You are General Brown, and you are angry because you have just learned that a prized prisoner has somehow escaped from Fort Cornwallis. You surmise that his disappearance is linked to the negress who laundered your shirts. Write your journal entry.
You are a prominent American statesman, and you’ve been asked to contribute to a volume concerning "bravery under fire" a few years after the Revolutionary War. Write the first paragraph of your testimonial to either Stephen Heard or his maidservant.
You are a historian with an interest in the Revolutionary War in Georgia so you are well aware that Stephen Heard was scheduled for execution by the British who held him captive at Fort Cornwallis, and there are no official records explaining Heard's sudden reappearance in the ranks of the patriots. One day, while leafing through a collection of old nursery rhymes, you come upon a tantalizing children's verse which seems to recount an astonishing rescue of a soldier inside a laundry basket carried atop the head of his maidservant. Write that verse.
Some examples of writing generated by these prompts:
Reporter: Where was the guard when this happened?
General: Unfortunately, the guard was found unconscious and ill, with some unusual crumbs on his upper lip.
Reporter: Was there an accomplice to the crime?
General: Some say there was a band of runaway slaves lurking near the prison.
Reporter: My sources claim there was a mysterious laundry basket found in the woods.
General: I am aware of that piece of evidence. I can only speculate that Stephen Heard was a slave hater, and he murdered the poor negress who laundered for the men at the fort -- this negress, incidentally was as industrious and well-mannered a woman as any I have encountered in these colonies.
As I reflect upon incidents of "bravery under fire" that I encountered during the War for Independence, my mind is drawn to one who risked her life for my freedom, even though she herself had never drunk from that heady brew we call freedom. Our country's struggle can only be understood when we contemplate the price paid by such determined individuals, who loved freedom better than they loved life itself.
. . . conveyed to me that she had learned I was to be hanged two days hence. Her actions wordlessly demonstrated a plan she had devised, to carry me out of the Fort inside her laundry basket! I anxiously awaited her arrival the next day, unsure if such a daring scheme would prove workable . . .
My dear cousin Nathaniel,

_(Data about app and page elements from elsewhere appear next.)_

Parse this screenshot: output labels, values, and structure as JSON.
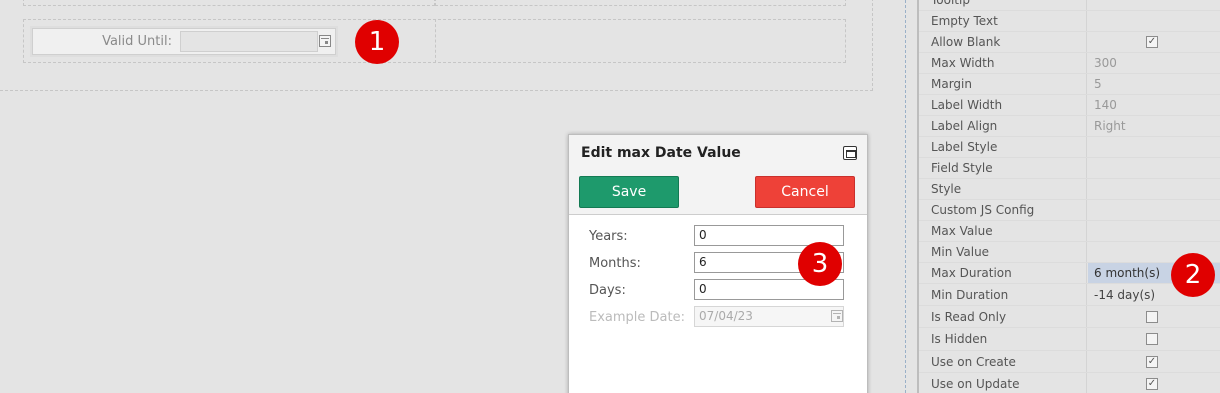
{
  "form": {
    "field_label": "Valid Until:",
    "field_value": ""
  },
  "markers": [
    "1",
    "2",
    "3"
  ],
  "dialog": {
    "title": "Edit max Date Value",
    "save_label": "Save",
    "cancel_label": "Cancel",
    "fields": [
      {
        "label": "Years:",
        "value": "0",
        "disabled": false
      },
      {
        "label": "Months:",
        "value": "6",
        "disabled": false
      },
      {
        "label": "Days:",
        "value": "0",
        "disabled": false
      },
      {
        "label": "Example Date:",
        "value": "07/04/23",
        "disabled": true
      }
    ]
  },
  "properties": [
    {
      "name": "Tooltip",
      "value": ""
    },
    {
      "name": "Empty Text",
      "value": ""
    },
    {
      "name": "Allow Blank",
      "checkbox": true,
      "checked": true
    },
    {
      "name": "Max Width",
      "value": "300"
    },
    {
      "name": "Margin",
      "value": "5"
    },
    {
      "name": "Label Width",
      "value": "140"
    },
    {
      "name": "Label Align",
      "value": "Right"
    },
    {
      "name": "Label Style",
      "value": ""
    },
    {
      "name": "Field Style",
      "value": ""
    },
    {
      "name": "Style",
      "value": ""
    },
    {
      "name": "Custom JS Config",
      "value": ""
    },
    {
      "name": "Max Value",
      "value": ""
    },
    {
      "name": "Min Value",
      "value": ""
    },
    {
      "name": "Max Duration",
      "value": "6 month(s)",
      "selected": true
    },
    {
      "name": "Min Duration",
      "value": "-14 day(s)"
    },
    {
      "name": "Is Read Only",
      "checkbox": true,
      "checked": false
    },
    {
      "name": "Is Hidden",
      "checkbox": true,
      "checked": false
    },
    {
      "name": "Use on Create",
      "checkbox": true,
      "checked": true
    },
    {
      "name": "Use on Update",
      "checkbox": true,
      "checked": true
    }
  ],
  "colors": {
    "save": "#1e9a6c",
    "cancel": "#ee4138",
    "marker": "#e00000",
    "selected_value": "#c8d3e4"
  }
}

What a day I have had! Remember my friend and fellow patriot, Stephen Heard? He has been held captive by the British under the most horrid conditions. We learned yesterday that his death had been ordered by the general in charge of the prison at Fort Cornwallis.
With the assistance of his childhood mammy, Stephen was able to escape from the Fort's prison. Unbeknownst to the the British, he was smuggled out in a laundry basket balanced on the head of this maidservant! Can you imagine the outrage of the British when they discover what happened to their prize captive?
Stephen and the maidservant have just left my cabin, where I was privileged to feed the fugitives and supply them with fresh horses. They are now on their way to the Heard estate at Fishing Creek.
It is my fervent wish that I could do more for our cause, but I am only a humble farmer. Today has….